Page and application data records

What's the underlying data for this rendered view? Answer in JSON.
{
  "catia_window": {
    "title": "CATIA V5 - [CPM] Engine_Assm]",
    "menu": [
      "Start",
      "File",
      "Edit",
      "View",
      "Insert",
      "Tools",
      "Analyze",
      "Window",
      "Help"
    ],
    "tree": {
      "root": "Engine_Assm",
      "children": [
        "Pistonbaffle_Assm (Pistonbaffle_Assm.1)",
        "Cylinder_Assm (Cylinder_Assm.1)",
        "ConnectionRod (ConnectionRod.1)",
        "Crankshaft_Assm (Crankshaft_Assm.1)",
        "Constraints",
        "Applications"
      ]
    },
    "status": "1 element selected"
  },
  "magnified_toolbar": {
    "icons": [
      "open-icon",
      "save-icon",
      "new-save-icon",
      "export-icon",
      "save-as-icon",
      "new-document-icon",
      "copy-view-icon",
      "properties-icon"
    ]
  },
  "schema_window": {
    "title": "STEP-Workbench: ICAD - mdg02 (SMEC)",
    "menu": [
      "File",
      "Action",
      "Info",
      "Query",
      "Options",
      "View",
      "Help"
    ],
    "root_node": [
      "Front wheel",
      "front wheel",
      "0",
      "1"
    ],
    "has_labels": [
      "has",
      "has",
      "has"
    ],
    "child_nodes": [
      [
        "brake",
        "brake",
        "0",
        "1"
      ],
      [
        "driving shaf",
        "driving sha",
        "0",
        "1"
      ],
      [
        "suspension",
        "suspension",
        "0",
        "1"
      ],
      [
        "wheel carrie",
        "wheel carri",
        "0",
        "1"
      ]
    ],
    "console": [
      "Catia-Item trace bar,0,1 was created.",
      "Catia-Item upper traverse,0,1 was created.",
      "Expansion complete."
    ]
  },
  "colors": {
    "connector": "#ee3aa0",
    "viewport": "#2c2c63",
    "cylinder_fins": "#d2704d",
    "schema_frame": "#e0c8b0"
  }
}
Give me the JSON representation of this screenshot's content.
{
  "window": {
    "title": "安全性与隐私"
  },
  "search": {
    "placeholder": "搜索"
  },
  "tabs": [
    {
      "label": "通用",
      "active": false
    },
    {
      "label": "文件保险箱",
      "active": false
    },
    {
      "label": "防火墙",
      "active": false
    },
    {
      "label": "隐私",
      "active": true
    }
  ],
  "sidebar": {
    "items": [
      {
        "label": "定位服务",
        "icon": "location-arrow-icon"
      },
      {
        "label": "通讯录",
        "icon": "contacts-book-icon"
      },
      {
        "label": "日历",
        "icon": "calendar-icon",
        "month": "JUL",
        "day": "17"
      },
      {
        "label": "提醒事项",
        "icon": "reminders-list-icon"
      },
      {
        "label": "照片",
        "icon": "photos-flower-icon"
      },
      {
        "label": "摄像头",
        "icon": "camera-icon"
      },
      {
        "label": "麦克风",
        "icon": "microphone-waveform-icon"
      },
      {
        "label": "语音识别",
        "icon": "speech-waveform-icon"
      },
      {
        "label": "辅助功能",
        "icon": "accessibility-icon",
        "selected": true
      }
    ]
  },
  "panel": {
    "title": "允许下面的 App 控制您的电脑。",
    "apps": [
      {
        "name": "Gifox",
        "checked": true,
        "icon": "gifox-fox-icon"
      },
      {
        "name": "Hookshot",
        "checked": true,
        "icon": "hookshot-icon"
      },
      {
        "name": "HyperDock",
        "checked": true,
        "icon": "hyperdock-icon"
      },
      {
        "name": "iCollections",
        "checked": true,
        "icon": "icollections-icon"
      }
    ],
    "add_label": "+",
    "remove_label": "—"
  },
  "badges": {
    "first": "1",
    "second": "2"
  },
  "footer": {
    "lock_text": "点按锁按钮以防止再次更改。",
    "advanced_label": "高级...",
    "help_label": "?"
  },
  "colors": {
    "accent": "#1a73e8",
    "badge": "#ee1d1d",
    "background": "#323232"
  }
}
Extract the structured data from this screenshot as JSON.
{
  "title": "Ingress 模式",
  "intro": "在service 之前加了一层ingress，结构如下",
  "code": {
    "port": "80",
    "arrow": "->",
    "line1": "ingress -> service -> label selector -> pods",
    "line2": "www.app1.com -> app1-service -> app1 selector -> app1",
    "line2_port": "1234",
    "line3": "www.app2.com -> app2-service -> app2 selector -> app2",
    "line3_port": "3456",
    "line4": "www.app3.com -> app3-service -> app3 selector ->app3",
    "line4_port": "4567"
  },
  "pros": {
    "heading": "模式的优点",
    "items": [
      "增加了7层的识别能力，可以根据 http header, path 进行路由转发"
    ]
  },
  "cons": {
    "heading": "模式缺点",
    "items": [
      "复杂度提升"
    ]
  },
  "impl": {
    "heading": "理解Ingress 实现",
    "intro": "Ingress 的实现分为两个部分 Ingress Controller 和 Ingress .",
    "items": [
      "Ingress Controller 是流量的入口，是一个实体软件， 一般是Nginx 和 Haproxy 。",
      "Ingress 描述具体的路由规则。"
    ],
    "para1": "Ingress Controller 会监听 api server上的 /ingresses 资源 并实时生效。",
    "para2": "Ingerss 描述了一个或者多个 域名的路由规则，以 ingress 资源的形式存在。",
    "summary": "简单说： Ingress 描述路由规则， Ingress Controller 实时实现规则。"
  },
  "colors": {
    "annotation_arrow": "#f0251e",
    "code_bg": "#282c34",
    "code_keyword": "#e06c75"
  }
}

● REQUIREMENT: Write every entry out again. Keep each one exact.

● EXERCISE OUTPUT:
What's the underlying data for this rendered view? Answer in JSON.
{
  "catia_window": {
    "title": "CATIA V5 - [CPM] Engine_Assm]",
    "menu": [
      "Start",
      "File",
      "Edit",
      "View",
      "Insert",
      "Tools",
      "Analyze",
      "Window",
      "Help"
    ],
    "tree": {
      "root": "Engine_Assm",
      "children": [
        "Pistonbaffle_Assm (Pistonbaffle_Assm.1)",
        "Cylinder_Assm (Cylinder_Assm.1)",
        "ConnectionRod (ConnectionRod.1)",
        "Crankshaft_Assm (Crankshaft_Assm.1)",
        "Constraints",
        "Applications"
      ]
    },
    "status": "1 element selected"
  },
  "magnified_toolbar": {
    "icons": [
      "open-icon",
      "save-icon",
      "new-save-icon",
      "export-icon",
      "save-as-icon",
      "new-document-icon",
      "copy-view-icon",
      "properties-icon"
    ]
  },
  "schema_window": {
    "title": "STEP-Workbench: ICAD - mdg02 (SMEC)",
    "menu": [
      "File",
      "Action",
      "Info",
      "Query",
      "Options",
      "View",
      "Help"
    ],
    "root_node": [
      "Front wheel",
      "front wheel",
      "0",
      "1"
    ],
    "has_labels": [
      "has",
      "has",
      "has"
    ],
    "child_nodes": [
      [
        "brake",
        "brake",
        "0",
        "1"
      ],
      [
        "driving shaf",
        "driving sha",
        "0",
        "1"
      ],
      [
        "suspension",
        "suspension",
        "0",
        "1"
      ],
      [
        "wheel carrie",
        "wheel carri",
        "0",
        "1"
      ]
    ],
    "console": [
      "Catia-Item trace bar,0,1 was created.",
      "Catia-Item upper traverse,0,1 was created.",
      "Expansion complete."
    ]
  },
  "colors": {
    "connector": "#ee3aa0",
    "viewport": "#2c2c63",
    "cylinder_fins": "#d2704d",
    "schema_frame": "#e0c8b0"
  }
}
Give me the JSON representation of this screenshot's content.
{
  "window": {
    "title": "安全性与隐私"
  },
  "search": {
    "placeholder": "搜索"
  },
  "tabs": [
    {
      "label": "通用",
      "active": false
    },
    {
      "label": "文件保险箱",
      "active": false
    },
    {
      "label": "防火墙",
      "active": false
    },
    {
      "label": "隐私",
      "active": true
    }
  ],
  "sidebar": {
    "items": [
      {
        "label": "定位服务",
        "icon": "location-arrow-icon"
      },
      {
        "label": "通讯录",
        "icon": "contacts-book-icon"
      },
      {
        "label": "日历",
        "icon": "calendar-icon",
        "month": "JUL",
        "day": "17"
      },
      {
        "label": "提醒事项",
        "icon": "reminders-list-icon"
      },
      {
        "label": "照片",
        "icon": "photos-flower-icon"
      },
      {
        "label": "摄像头",
        "icon": "camera-icon"
      },
      {
        "label": "麦克风",
        "icon": "microphone-waveform-icon"
      },
      {
        "label": "语音识别",
        "icon": "speech-waveform-icon"
      },
      {
        "label": "辅助功能",
        "icon": "accessibility-icon",
        "selected": true
      }
    ]
  },
  "panel": {
    "title": "允许下面的 App 控制您的电脑。",
    "apps": [
      {
        "name": "Gifox",
        "checked": true,
        "icon": "gifox-fox-icon"
      },
      {
        "name": "Hookshot",
        "checked": true,
        "icon": "hookshot-icon"
      },
      {
        "name": "HyperDock",
        "checked": true,
        "icon": "hyperdock-icon"
      },
      {
        "name": "iCollections",
        "checked": true,
        "icon": "icollections-icon"
      }
    ],
    "add_label": "+",
    "remove_label": "—"
  },
  "badges": {
    "first": "1",
    "second": "2"
  },
  "footer": {
    "lock_text": "点按锁按钮以防止再次更改。",
    "advanced_label": "高级...",
    "help_label": "?"
  },
  "colors": {
    "accent": "#1a73e8",
    "badge": "#ee1d1d",
    "background": "#323232"
  }
}
Extract the structured data from this screenshot as JSON.
{
  "title": "Ingress 模式",
  "intro": "在service 之前加了一层ingress，结构如下",
  "code": {
    "port": "80",
    "arrow": "->",
    "line1": "ingress -> service -> label selector -> pods",
    "line2": "www.app1.com -> app1-service -> app1 selector -> app1",
    "line2_port": "1234",
    "line3": "www.app2.com -> app2-service -> app2 selector -> app2",
    "line3_port": "3456",
    "line4": "www.app3.com -> app3-service -> app3 selector ->app3",
    "line4_port": "4567"
  },
  "pros": {
    "heading": "模式的优点",
    "items": [
      "增加了7层的识别能力，可以根据 http header, path 进行路由转发"
    ]
  },
  "cons": {
    "heading": "模式缺点",
    "items": [
      "复杂度提升"
    ]
  },
  "impl": {
    "heading": "理解Ingress 实现",
    "intro": "Ingress 的实现分为两个部分 Ingress Controller 和 Ingress .",
    "items": [
      "Ingress Controller 是流量的入口，是一个实体软件， 一般是Nginx 和 Haproxy 。",
      "Ingress 描述具体的路由规则。"
    ],
    "para1": "Ingress Controller 会监听 api server上的 /ingresses 资源 并实时生效。",
    "para2": "Ingerss 描述了一个或者多个 域名的路由规则，以 ingress 资源的形式存在。",
    "summary": "简单说： Ingress 描述路由规则， Ingress Controller 实时实现规则。"
  },
  "colors": {
    "annotation_arrow": "#f0251e",
    "code_bg": "#282c34",
    "code_keyword": "#e06c75"
  }
}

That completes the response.